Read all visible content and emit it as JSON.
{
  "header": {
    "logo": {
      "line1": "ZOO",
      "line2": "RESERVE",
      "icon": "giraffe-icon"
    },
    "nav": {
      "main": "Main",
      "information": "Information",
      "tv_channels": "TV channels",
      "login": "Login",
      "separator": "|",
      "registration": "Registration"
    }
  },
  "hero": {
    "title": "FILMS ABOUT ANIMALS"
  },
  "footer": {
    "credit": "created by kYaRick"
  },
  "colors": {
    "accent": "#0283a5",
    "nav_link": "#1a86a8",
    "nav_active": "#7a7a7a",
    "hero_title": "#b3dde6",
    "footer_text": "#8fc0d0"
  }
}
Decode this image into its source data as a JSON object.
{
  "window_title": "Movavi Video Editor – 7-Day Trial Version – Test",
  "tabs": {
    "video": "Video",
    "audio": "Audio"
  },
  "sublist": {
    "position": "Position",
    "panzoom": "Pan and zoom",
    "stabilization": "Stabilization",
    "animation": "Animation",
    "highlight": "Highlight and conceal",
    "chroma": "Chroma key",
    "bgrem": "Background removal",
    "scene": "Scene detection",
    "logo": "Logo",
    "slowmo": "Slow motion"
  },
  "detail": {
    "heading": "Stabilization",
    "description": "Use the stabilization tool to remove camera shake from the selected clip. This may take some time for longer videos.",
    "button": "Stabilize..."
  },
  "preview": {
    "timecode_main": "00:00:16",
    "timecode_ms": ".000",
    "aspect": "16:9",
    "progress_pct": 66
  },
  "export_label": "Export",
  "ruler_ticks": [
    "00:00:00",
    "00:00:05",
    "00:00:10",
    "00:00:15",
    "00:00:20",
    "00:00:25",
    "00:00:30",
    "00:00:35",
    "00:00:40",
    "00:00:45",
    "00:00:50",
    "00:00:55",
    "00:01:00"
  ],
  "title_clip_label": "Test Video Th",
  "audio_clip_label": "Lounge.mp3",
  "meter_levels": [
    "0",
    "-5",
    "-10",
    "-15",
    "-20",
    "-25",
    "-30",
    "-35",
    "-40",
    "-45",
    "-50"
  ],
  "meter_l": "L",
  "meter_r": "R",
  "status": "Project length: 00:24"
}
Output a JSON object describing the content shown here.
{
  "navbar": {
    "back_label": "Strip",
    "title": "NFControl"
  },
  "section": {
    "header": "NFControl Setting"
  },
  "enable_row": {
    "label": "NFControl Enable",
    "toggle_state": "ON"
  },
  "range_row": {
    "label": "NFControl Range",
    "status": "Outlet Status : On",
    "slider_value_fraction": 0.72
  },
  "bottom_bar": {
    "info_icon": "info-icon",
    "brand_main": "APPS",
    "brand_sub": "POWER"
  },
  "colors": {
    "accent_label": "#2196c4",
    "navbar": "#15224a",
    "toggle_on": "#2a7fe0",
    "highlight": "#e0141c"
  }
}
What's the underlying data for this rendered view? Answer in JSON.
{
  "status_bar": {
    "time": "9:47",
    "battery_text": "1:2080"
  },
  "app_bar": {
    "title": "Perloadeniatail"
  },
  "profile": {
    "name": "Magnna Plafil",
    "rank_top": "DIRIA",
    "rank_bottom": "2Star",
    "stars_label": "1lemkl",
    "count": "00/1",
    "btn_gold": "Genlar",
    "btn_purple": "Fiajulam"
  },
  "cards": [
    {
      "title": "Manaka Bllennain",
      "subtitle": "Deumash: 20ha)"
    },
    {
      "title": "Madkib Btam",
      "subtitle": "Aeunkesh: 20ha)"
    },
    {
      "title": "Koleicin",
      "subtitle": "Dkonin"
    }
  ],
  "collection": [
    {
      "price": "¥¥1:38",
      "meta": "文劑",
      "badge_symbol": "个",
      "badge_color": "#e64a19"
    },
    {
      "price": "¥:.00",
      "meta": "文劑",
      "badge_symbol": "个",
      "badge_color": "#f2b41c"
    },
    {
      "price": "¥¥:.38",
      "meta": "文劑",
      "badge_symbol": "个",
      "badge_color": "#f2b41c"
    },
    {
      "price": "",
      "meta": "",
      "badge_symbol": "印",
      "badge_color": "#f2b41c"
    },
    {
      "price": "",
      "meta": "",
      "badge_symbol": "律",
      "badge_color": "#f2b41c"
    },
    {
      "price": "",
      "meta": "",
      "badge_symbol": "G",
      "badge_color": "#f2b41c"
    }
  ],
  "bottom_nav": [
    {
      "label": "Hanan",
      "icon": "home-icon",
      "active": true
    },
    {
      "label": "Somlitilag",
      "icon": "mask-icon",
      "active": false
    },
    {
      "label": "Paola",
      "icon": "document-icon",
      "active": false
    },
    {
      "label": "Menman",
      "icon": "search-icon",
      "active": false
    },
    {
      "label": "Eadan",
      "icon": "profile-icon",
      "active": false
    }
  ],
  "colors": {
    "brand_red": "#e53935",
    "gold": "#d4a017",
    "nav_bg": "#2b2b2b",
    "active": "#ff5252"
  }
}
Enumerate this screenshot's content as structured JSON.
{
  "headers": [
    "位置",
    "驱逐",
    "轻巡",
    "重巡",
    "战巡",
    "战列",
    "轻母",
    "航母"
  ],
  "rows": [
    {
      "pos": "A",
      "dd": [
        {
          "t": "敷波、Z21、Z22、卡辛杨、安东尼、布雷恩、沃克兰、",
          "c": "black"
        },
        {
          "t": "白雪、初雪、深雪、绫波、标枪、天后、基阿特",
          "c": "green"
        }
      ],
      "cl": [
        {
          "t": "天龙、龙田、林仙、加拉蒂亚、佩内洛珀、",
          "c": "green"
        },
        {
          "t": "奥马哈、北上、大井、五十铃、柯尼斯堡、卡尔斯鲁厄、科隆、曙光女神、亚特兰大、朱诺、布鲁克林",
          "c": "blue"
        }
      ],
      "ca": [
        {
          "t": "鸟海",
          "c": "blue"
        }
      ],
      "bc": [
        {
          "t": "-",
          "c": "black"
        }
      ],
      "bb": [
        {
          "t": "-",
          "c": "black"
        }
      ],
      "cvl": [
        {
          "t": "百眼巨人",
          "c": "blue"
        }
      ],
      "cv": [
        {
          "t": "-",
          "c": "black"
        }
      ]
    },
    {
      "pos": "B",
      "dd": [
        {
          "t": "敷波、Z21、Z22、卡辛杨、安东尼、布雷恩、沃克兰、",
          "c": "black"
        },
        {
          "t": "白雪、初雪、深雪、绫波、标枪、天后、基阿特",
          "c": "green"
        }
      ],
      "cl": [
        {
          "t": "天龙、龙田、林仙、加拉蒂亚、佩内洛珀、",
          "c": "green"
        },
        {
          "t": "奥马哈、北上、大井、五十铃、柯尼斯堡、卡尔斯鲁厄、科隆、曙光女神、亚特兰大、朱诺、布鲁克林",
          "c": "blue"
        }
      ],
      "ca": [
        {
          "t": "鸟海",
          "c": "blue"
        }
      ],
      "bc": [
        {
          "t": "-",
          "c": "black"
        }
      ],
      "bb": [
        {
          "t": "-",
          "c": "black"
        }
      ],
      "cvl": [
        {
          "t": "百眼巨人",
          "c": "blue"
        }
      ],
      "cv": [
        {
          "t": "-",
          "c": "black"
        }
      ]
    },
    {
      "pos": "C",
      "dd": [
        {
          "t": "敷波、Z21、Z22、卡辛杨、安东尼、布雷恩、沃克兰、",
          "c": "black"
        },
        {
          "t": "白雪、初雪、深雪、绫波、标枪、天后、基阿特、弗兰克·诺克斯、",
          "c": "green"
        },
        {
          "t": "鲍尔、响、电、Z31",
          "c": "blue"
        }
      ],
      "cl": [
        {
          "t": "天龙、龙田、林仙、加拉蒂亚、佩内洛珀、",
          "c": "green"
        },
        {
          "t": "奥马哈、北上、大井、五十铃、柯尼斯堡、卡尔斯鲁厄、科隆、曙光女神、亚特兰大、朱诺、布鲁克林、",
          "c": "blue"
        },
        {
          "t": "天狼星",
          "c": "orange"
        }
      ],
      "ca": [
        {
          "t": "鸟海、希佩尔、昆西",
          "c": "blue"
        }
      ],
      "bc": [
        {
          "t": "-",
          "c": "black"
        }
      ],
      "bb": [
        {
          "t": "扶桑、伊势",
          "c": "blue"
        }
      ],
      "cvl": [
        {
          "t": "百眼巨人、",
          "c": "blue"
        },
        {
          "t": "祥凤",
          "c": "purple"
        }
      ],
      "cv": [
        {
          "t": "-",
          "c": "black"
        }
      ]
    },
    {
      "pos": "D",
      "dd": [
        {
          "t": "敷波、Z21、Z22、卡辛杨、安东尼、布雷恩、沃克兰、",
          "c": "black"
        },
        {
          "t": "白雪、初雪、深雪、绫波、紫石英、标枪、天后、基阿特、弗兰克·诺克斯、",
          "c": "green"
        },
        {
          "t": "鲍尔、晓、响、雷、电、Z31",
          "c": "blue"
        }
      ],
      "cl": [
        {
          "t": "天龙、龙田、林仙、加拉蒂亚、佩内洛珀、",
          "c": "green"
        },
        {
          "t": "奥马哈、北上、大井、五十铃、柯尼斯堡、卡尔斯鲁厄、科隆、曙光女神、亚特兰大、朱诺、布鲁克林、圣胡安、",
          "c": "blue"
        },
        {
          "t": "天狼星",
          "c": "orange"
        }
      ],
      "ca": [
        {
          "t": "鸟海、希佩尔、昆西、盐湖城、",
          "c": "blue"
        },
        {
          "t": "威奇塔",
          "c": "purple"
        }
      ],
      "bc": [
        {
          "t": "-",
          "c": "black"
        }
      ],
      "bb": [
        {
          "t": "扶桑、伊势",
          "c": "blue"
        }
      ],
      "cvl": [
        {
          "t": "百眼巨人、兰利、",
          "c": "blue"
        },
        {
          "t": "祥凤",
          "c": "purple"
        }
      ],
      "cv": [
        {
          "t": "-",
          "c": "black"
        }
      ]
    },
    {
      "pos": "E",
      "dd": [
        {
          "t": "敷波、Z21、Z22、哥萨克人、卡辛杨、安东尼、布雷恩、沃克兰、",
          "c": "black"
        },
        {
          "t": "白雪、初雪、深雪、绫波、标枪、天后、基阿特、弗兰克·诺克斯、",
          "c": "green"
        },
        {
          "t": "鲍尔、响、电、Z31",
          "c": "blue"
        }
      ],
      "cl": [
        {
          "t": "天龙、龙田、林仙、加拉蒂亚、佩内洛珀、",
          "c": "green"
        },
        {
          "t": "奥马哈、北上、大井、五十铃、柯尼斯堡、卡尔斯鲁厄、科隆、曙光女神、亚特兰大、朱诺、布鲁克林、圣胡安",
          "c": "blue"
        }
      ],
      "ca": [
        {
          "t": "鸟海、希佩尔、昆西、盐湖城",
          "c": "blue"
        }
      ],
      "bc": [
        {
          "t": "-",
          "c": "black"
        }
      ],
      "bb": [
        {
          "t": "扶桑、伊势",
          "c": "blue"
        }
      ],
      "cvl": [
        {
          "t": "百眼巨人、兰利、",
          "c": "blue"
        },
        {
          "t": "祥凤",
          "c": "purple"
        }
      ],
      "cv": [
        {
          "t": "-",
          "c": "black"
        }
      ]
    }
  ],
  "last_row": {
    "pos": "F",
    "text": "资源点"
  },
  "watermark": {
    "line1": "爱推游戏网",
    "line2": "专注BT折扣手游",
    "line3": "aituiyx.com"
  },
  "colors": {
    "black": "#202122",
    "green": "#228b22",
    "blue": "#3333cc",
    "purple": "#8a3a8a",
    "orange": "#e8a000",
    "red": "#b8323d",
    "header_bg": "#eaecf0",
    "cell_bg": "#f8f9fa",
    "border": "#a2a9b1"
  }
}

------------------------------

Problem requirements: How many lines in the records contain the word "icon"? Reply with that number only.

Exercise solution: 7